She speaks of working with Mr. Benton and Dustin Hoffman, who played Schultz, as a coming of age. Mr. Hoffman was such an icon of the drama schools, she says, that she believed his performances could be achieved only through intense and painful mental transformations. She was astounded by “his sense of fun when he makes a movie.”
“Now I think that fun is the key, that that’s where some of the best stuff comes out,” she says. “The atmosphere that lets people take a risk, and it doesn’t matter that people laugh at you, because everyone’s laughing already. Dustin really creates that on a set, and so does Tom — Tom Cruise does that as well. And Rob Reiner, who I’m doing a film with next.” (This will be “Damages,” a thriller directed by Harold Becker.)

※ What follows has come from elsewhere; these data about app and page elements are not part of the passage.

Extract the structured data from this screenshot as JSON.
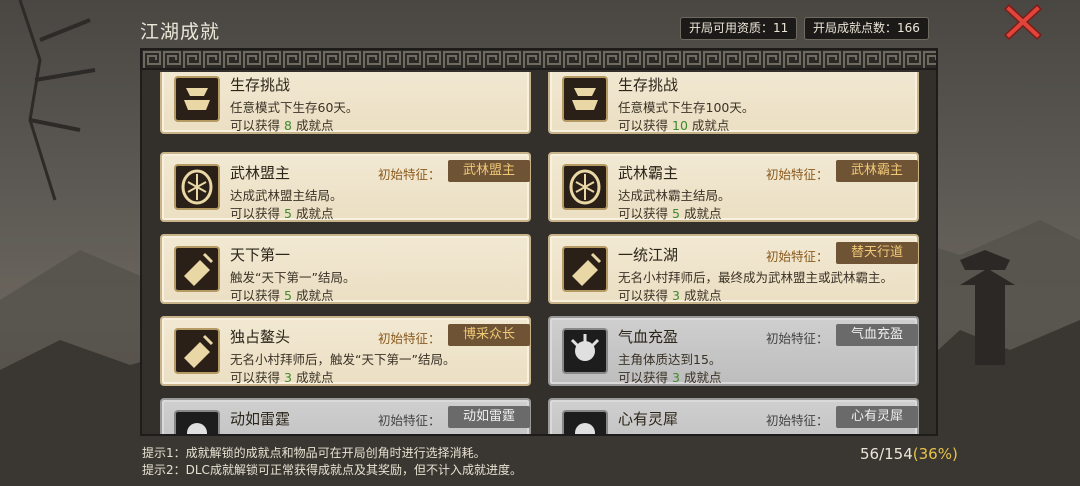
{
  "header": {
    "title": "江湖成就",
    "available_label": "开局可用资质：",
    "available_value": "11",
    "points_label": "开局成就点数：",
    "points_value": "166"
  },
  "cards": [
    {
      "name": "生存挑战",
      "desc": "任意模式下生存60天。",
      "reward_prefix": "可以获得",
      "points": "8",
      "reward_suffix": "成就点",
      "trait_label": "",
      "trait": "",
      "state": "unlocked",
      "icon": "banner-cup-icon"
    },
    {
      "name": "生存挑战",
      "desc": "任意模式下生存100天。",
      "reward_prefix": "可以获得",
      "points": "10",
      "reward_suffix": "成就点",
      "trait_label": "",
      "trait": "",
      "state": "unlocked",
      "icon": "banner-cup-icon"
    },
    {
      "name": "武林盟主",
      "desc": "达成武林盟主结局。",
      "reward_prefix": "可以获得",
      "points": "5",
      "reward_suffix": "成就点",
      "trait_label": "初始特征：",
      "trait": "武林盟主",
      "state": "unlocked",
      "icon": "crest-icon"
    },
    {
      "name": "武林霸主",
      "desc": "达成武林霸主结局。",
      "reward_prefix": "可以获得",
      "points": "5",
      "reward_suffix": "成就点",
      "trait_label": "初始特征：",
      "trait": "武林霸主",
      "state": "unlocked",
      "icon": "crest-icon"
    },
    {
      "name": "天下第一",
      "desc": "触发“天下第一”结局。",
      "reward_prefix": "可以获得",
      "points": "5",
      "reward_suffix": "成就点",
      "trait_label": "",
      "trait": "",
      "state": "unlocked",
      "icon": "scroll-sword-icon"
    },
    {
      "name": "一统江湖",
      "desc": "无名小村拜师后，最终成为武林盟主或武林霸主。",
      "reward_prefix": "可以获得",
      "points": "3",
      "reward_suffix": "成就点",
      "trait_label": "初始特征：",
      "trait": "替天行道",
      "state": "unlocked",
      "icon": "scroll-sword-icon"
    },
    {
      "name": "独占鳌头",
      "desc": "无名小村拜师后，触发“天下第一”结局。",
      "reward_prefix": "可以获得",
      "points": "3",
      "reward_suffix": "成就点",
      "trait_label": "初始特征：",
      "trait": "博采众长",
      "state": "unlocked",
      "icon": "scroll-sword-icon"
    },
    {
      "name": "气血充盈",
      "desc": "主角体质达到15。",
      "reward_prefix": "可以获得",
      "points": "3",
      "reward_suffix": "成就点",
      "trait_label": "初始特征：",
      "trait": "气血充盈",
      "state": "locked",
      "icon": "fist-icon"
    },
    {
      "name": "动如雷霆",
      "desc": "",
      "reward_prefix": "",
      "points": "",
      "reward_suffix": "",
      "trait_label": "初始特征：",
      "trait": "动如雷霆",
      "state": "locked",
      "icon": "fist-icon"
    },
    {
      "name": "心有灵犀",
      "desc": "",
      "reward_prefix": "",
      "points": "",
      "reward_suffix": "",
      "trait_label": "初始特征：",
      "trait": "心有灵犀",
      "state": "locked",
      "icon": "fist-icon"
    }
  ],
  "hints": [
    "提示1：成就解锁的成就点和物品可在开局创角时进行选择消耗。",
    "提示2：DLC成就解锁可正常获得成就点及其奖励，但不计入成就进度。"
  ],
  "progress": {
    "count": "56/154",
    "percent": "(36%)"
  },
  "colors": {
    "reward_points": "#3f8a2e",
    "trait_tag_text": "#f0c977",
    "close_icon": "#e0443a",
    "progress_percent": "#e8c24a"
  }
}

The other wing of her education with Mr. Benton and Mr. Hoffman was that she sometimes found them waiting for her to express an opinion. “I wondered if I’d done enough work,” Ms. Kidman says. “But Benton says that in the end no one has the exact solution. That film gave me the confidence to speak my mind.”
The film raises the usual ill-informed surmises about Ms. Kidman’s career, the surmise, for example, that her part in “Far and Away” was in some way a condition of Mr. Cruise’s participation. Mr. Howard is emphatic that Mr. Cruise made no bid for Ms. Kidman’s inclusion. “I’m not going to tell you how to cast your movie,” Mr. Cruise told Mr. Howard.
Given his enthusiasm for her performance in “Dead Calm,” Brian Grazer had independently sent Ms. Kidman the screenplay early in the process.
Thus far, Ms. Kidman has emerged from all her films with her professional reputation intact. Her well-wishers in the film industry hope that that — at least — can be expected from Mr. Howard’s tale of Ireland and America.
Meanwhile, the Sydney Theater Company at the Opera House is looking for a vehicle for Ms. Kidman, perhaps for next winter. And she looks to the overdue but imminent development of a new generation of Australian directors — of whom Jane Campion (“Sweetie”) and Jocelyn Moorhouse (“Proof”) are harbingers — to provide roles in the future. She does not seem to see herself as hostage to America.